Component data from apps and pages

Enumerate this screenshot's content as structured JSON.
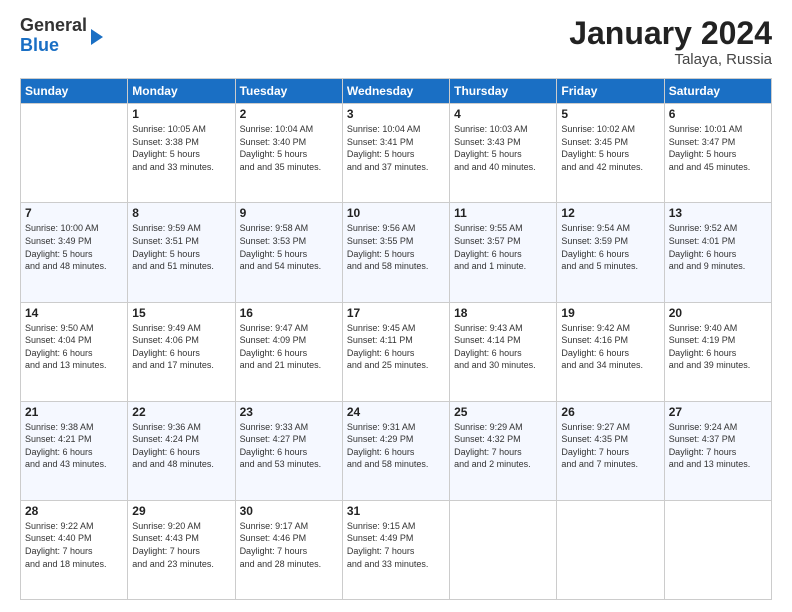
{
  "header": {
    "logo_general": "General",
    "logo_blue": "Blue",
    "month_title": "January 2024",
    "location": "Talaya, Russia"
  },
  "weekdays": [
    "Sunday",
    "Monday",
    "Tuesday",
    "Wednesday",
    "Thursday",
    "Friday",
    "Saturday"
  ],
  "weeks": [
    [
      {
        "day": "",
        "sunrise": "",
        "sunset": "",
        "daylight": ""
      },
      {
        "day": "1",
        "sunrise": "Sunrise: 10:05 AM",
        "sunset": "Sunset: 3:38 PM",
        "daylight": "Daylight: 5 hours and 33 minutes."
      },
      {
        "day": "2",
        "sunrise": "Sunrise: 10:04 AM",
        "sunset": "Sunset: 3:40 PM",
        "daylight": "Daylight: 5 hours and 35 minutes."
      },
      {
        "day": "3",
        "sunrise": "Sunrise: 10:04 AM",
        "sunset": "Sunset: 3:41 PM",
        "daylight": "Daylight: 5 hours and 37 minutes."
      },
      {
        "day": "4",
        "sunrise": "Sunrise: 10:03 AM",
        "sunset": "Sunset: 3:43 PM",
        "daylight": "Daylight: 5 hours and 40 minutes."
      },
      {
        "day": "5",
        "sunrise": "Sunrise: 10:02 AM",
        "sunset": "Sunset: 3:45 PM",
        "daylight": "Daylight: 5 hours and 42 minutes."
      },
      {
        "day": "6",
        "sunrise": "Sunrise: 10:01 AM",
        "sunset": "Sunset: 3:47 PM",
        "daylight": "Daylight: 5 hours and 45 minutes."
      }
    ],
    [
      {
        "day": "7",
        "sunrise": "Sunrise: 10:00 AM",
        "sunset": "Sunset: 3:49 PM",
        "daylight": "Daylight: 5 hours and 48 minutes."
      },
      {
        "day": "8",
        "sunrise": "Sunrise: 9:59 AM",
        "sunset": "Sunset: 3:51 PM",
        "daylight": "Daylight: 5 hours and 51 minutes."
      },
      {
        "day": "9",
        "sunrise": "Sunrise: 9:58 AM",
        "sunset": "Sunset: 3:53 PM",
        "daylight": "Daylight: 5 hours and 54 minutes."
      },
      {
        "day": "10",
        "sunrise": "Sunrise: 9:56 AM",
        "sunset": "Sunset: 3:55 PM",
        "daylight": "Daylight: 5 hours and 58 minutes."
      },
      {
        "day": "11",
        "sunrise": "Sunrise: 9:55 AM",
        "sunset": "Sunset: 3:57 PM",
        "daylight": "Daylight: 6 hours and 1 minute."
      },
      {
        "day": "12",
        "sunrise": "Sunrise: 9:54 AM",
        "sunset": "Sunset: 3:59 PM",
        "daylight": "Daylight: 6 hours and 5 minutes."
      },
      {
        "day": "13",
        "sunrise": "Sunrise: 9:52 AM",
        "sunset": "Sunset: 4:01 PM",
        "daylight": "Daylight: 6 hours and 9 minutes."
      }
    ],
    [
      {
        "day": "14",
        "sunrise": "Sunrise: 9:50 AM",
        "sunset": "Sunset: 4:04 PM",
        "daylight": "Daylight: 6 hours and 13 minutes."
      },
      {
        "day": "15",
        "sunrise": "Sunrise: 9:49 AM",
        "sunset": "Sunset: 4:06 PM",
        "daylight": "Daylight: 6 hours and 17 minutes."
      },
      {
        "day": "16",
        "sunrise": "Sunrise: 9:47 AM",
        "sunset": "Sunset: 4:09 PM",
        "daylight": "Daylight: 6 hours and 21 minutes."
      },
      {
        "day": "17",
        "sunrise": "Sunrise: 9:45 AM",
        "sunset": "Sunset: 4:11 PM",
        "daylight": "Daylight: 6 hours and 25 minutes."
      },
      {
        "day": "18",
        "sunrise": "Sunrise: 9:43 AM",
        "sunset": "Sunset: 4:14 PM",
        "daylight": "Daylight: 6 hours and 30 minutes."
      },
      {
        "day": "19",
        "sunrise": "Sunrise: 9:42 AM",
        "sunset": "Sunset: 4:16 PM",
        "daylight": "Daylight: 6 hours and 34 minutes."
      },
      {
        "day": "20",
        "sunrise": "Sunrise: 9:40 AM",
        "sunset": "Sunset: 4:19 PM",
        "daylight": "Daylight: 6 hours and 39 minutes."
      }
    ],
    [
      {
        "day": "21",
        "sunrise": "Sunrise: 9:38 AM",
        "sunset": "Sunset: 4:21 PM",
        "daylight": "Daylight: 6 hours and 43 minutes."
      },
      {
        "day": "22",
        "sunrise": "Sunrise: 9:36 AM",
        "sunset": "Sunset: 4:24 PM",
        "daylight": "Daylight: 6 hours and 48 minutes."
      },
      {
        "day": "23",
        "sunrise": "Sunrise: 9:33 AM",
        "sunset": "Sunset: 4:27 PM",
        "daylight": "Daylight: 6 hours and 53 minutes."
      },
      {
        "day": "24",
        "sunrise": "Sunrise: 9:31 AM",
        "sunset": "Sunset: 4:29 PM",
        "daylight": "Daylight: 6 hours and 58 minutes."
      },
      {
        "day": "25",
        "sunrise": "Sunrise: 9:29 AM",
        "sunset": "Sunset: 4:32 PM",
        "daylight": "Daylight: 7 hours and 2 minutes."
      },
      {
        "day": "26",
        "sunrise": "Sunrise: 9:27 AM",
        "sunset": "Sunset: 4:35 PM",
        "daylight": "Daylight: 7 hours and 7 minutes."
      },
      {
        "day": "27",
        "sunrise": "Sunrise: 9:24 AM",
        "sunset": "Sunset: 4:37 PM",
        "daylight": "Daylight: 7 hours and 13 minutes."
      }
    ],
    [
      {
        "day": "28",
        "sunrise": "Sunrise: 9:22 AM",
        "sunset": "Sunset: 4:40 PM",
        "daylight": "Daylight: 7 hours and 18 minutes."
      },
      {
        "day": "29",
        "sunrise": "Sunrise: 9:20 AM",
        "sunset": "Sunset: 4:43 PM",
        "daylight": "Daylight: 7 hours and 23 minutes."
      },
      {
        "day": "30",
        "sunrise": "Sunrise: 9:17 AM",
        "sunset": "Sunset: 4:46 PM",
        "daylight": "Daylight: 7 hours and 28 minutes."
      },
      {
        "day": "31",
        "sunrise": "Sunrise: 9:15 AM",
        "sunset": "Sunset: 4:49 PM",
        "daylight": "Daylight: 7 hours and 33 minutes."
      },
      {
        "day": "",
        "sunrise": "",
        "sunset": "",
        "daylight": ""
      },
      {
        "day": "",
        "sunrise": "",
        "sunset": "",
        "daylight": ""
      },
      {
        "day": "",
        "sunrise": "",
        "sunset": "",
        "daylight": ""
      }
    ]
  ]
}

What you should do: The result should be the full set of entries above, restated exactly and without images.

Answer to this exercise:
Enumerate this screenshot's content as structured JSON.
{
  "header": {
    "logo_general": "General",
    "logo_blue": "Blue",
    "month_title": "January 2024",
    "location": "Talaya, Russia"
  },
  "weekdays": [
    "Sunday",
    "Monday",
    "Tuesday",
    "Wednesday",
    "Thursday",
    "Friday",
    "Saturday"
  ],
  "weeks": [
    [
      {
        "day": "",
        "sunrise": "",
        "sunset": "",
        "daylight": ""
      },
      {
        "day": "1",
        "sunrise": "Sunrise: 10:05 AM",
        "sunset": "Sunset: 3:38 PM",
        "daylight": "Daylight: 5 hours and 33 minutes."
      },
      {
        "day": "2",
        "sunrise": "Sunrise: 10:04 AM",
        "sunset": "Sunset: 3:40 PM",
        "daylight": "Daylight: 5 hours and 35 minutes."
      },
      {
        "day": "3",
        "sunrise": "Sunrise: 10:04 AM",
        "sunset": "Sunset: 3:41 PM",
        "daylight": "Daylight: 5 hours and 37 minutes."
      },
      {
        "day": "4",
        "sunrise": "Sunrise: 10:03 AM",
        "sunset": "Sunset: 3:43 PM",
        "daylight": "Daylight: 5 hours and 40 minutes."
      },
      {
        "day": "5",
        "sunrise": "Sunrise: 10:02 AM",
        "sunset": "Sunset: 3:45 PM",
        "daylight": "Daylight: 5 hours and 42 minutes."
      },
      {
        "day": "6",
        "sunrise": "Sunrise: 10:01 AM",
        "sunset": "Sunset: 3:47 PM",
        "daylight": "Daylight: 5 hours and 45 minutes."
      }
    ],
    [
      {
        "day": "7",
        "sunrise": "Sunrise: 10:00 AM",
        "sunset": "Sunset: 3:49 PM",
        "daylight": "Daylight: 5 hours and 48 minutes."
      },
      {
        "day": "8",
        "sunrise": "Sunrise: 9:59 AM",
        "sunset": "Sunset: 3:51 PM",
        "daylight": "Daylight: 5 hours and 51 minutes."
      },
      {
        "day": "9",
        "sunrise": "Sunrise: 9:58 AM",
        "sunset": "Sunset: 3:53 PM",
        "daylight": "Daylight: 5 hours and 54 minutes."
      },
      {
        "day": "10",
        "sunrise": "Sunrise: 9:56 AM",
        "sunset": "Sunset: 3:55 PM",
        "daylight": "Daylight: 5 hours and 58 minutes."
      },
      {
        "day": "11",
        "sunrise": "Sunrise: 9:55 AM",
        "sunset": "Sunset: 3:57 PM",
        "daylight": "Daylight: 6 hours and 1 minute."
      },
      {
        "day": "12",
        "sunrise": "Sunrise: 9:54 AM",
        "sunset": "Sunset: 3:59 PM",
        "daylight": "Daylight: 6 hours and 5 minutes."
      },
      {
        "day": "13",
        "sunrise": "Sunrise: 9:52 AM",
        "sunset": "Sunset: 4:01 PM",
        "daylight": "Daylight: 6 hours and 9 minutes."
      }
    ],
    [
      {
        "day": "14",
        "sunrise": "Sunrise: 9:50 AM",
        "sunset": "Sunset: 4:04 PM",
        "daylight": "Daylight: 6 hours and 13 minutes."
      },
      {
        "day": "15",
        "sunrise": "Sunrise: 9:49 AM",
        "sunset": "Sunset: 4:06 PM",
        "daylight": "Daylight: 6 hours and 17 minutes."
      },
      {
        "day": "16",
        "sunrise": "Sunrise: 9:47 AM",
        "sunset": "Sunset: 4:09 PM",
        "daylight": "Daylight: 6 hours and 21 minutes."
      },
      {
        "day": "17",
        "sunrise": "Sunrise: 9:45 AM",
        "sunset": "Sunset: 4:11 PM",
        "daylight": "Daylight: 6 hours and 25 minutes."
      },
      {
        "day": "18",
        "sunrise": "Sunrise: 9:43 AM",
        "sunset": "Sunset: 4:14 PM",
        "daylight": "Daylight: 6 hours and 30 minutes."
      },
      {
        "day": "19",
        "sunrise": "Sunrise: 9:42 AM",
        "sunset": "Sunset: 4:16 PM",
        "daylight": "Daylight: 6 hours and 34 minutes."
      },
      {
        "day": "20",
        "sunrise": "Sunrise: 9:40 AM",
        "sunset": "Sunset: 4:19 PM",
        "daylight": "Daylight: 6 hours and 39 minutes."
      }
    ],
    [
      {
        "day": "21",
        "sunrise": "Sunrise: 9:38 AM",
        "sunset": "Sunset: 4:21 PM",
        "daylight": "Daylight: 6 hours and 43 minutes."
      },
      {
        "day": "22",
        "sunrise": "Sunrise: 9:36 AM",
        "sunset": "Sunset: 4:24 PM",
        "daylight": "Daylight: 6 hours and 48 minutes."
      },
      {
        "day": "23",
        "sunrise": "Sunrise: 9:33 AM",
        "sunset": "Sunset: 4:27 PM",
        "daylight": "Daylight: 6 hours and 53 minutes."
      },
      {
        "day": "24",
        "sunrise": "Sunrise: 9:31 AM",
        "sunset": "Sunset: 4:29 PM",
        "daylight": "Daylight: 6 hours and 58 minutes."
      },
      {
        "day": "25",
        "sunrise": "Sunrise: 9:29 AM",
        "sunset": "Sunset: 4:32 PM",
        "daylight": "Daylight: 7 hours and 2 minutes."
      },
      {
        "day": "26",
        "sunrise": "Sunrise: 9:27 AM",
        "sunset": "Sunset: 4:35 PM",
        "daylight": "Daylight: 7 hours and 7 minutes."
      },
      {
        "day": "27",
        "sunrise": "Sunrise: 9:24 AM",
        "sunset": "Sunset: 4:37 PM",
        "daylight": "Daylight: 7 hours and 13 minutes."
      }
    ],
    [
      {
        "day": "28",
        "sunrise": "Sunrise: 9:22 AM",
        "sunset": "Sunset: 4:40 PM",
        "daylight": "Daylight: 7 hours and 18 minutes."
      },
      {
        "day": "29",
        "sunrise": "Sunrise: 9:20 AM",
        "sunset": "Sunset: 4:43 PM",
        "daylight": "Daylight: 7 hours and 23 minutes."
      },
      {
        "day": "30",
        "sunrise": "Sunrise: 9:17 AM",
        "sunset": "Sunset: 4:46 PM",
        "daylight": "Daylight: 7 hours and 28 minutes."
      },
      {
        "day": "31",
        "sunrise": "Sunrise: 9:15 AM",
        "sunset": "Sunset: 4:49 PM",
        "daylight": "Daylight: 7 hours and 33 minutes."
      },
      {
        "day": "",
        "sunrise": "",
        "sunset": "",
        "daylight": ""
      },
      {
        "day": "",
        "sunrise": "",
        "sunset": "",
        "daylight": ""
      },
      {
        "day": "",
        "sunrise": "",
        "sunset": "",
        "daylight": ""
      }
    ]
  ]
}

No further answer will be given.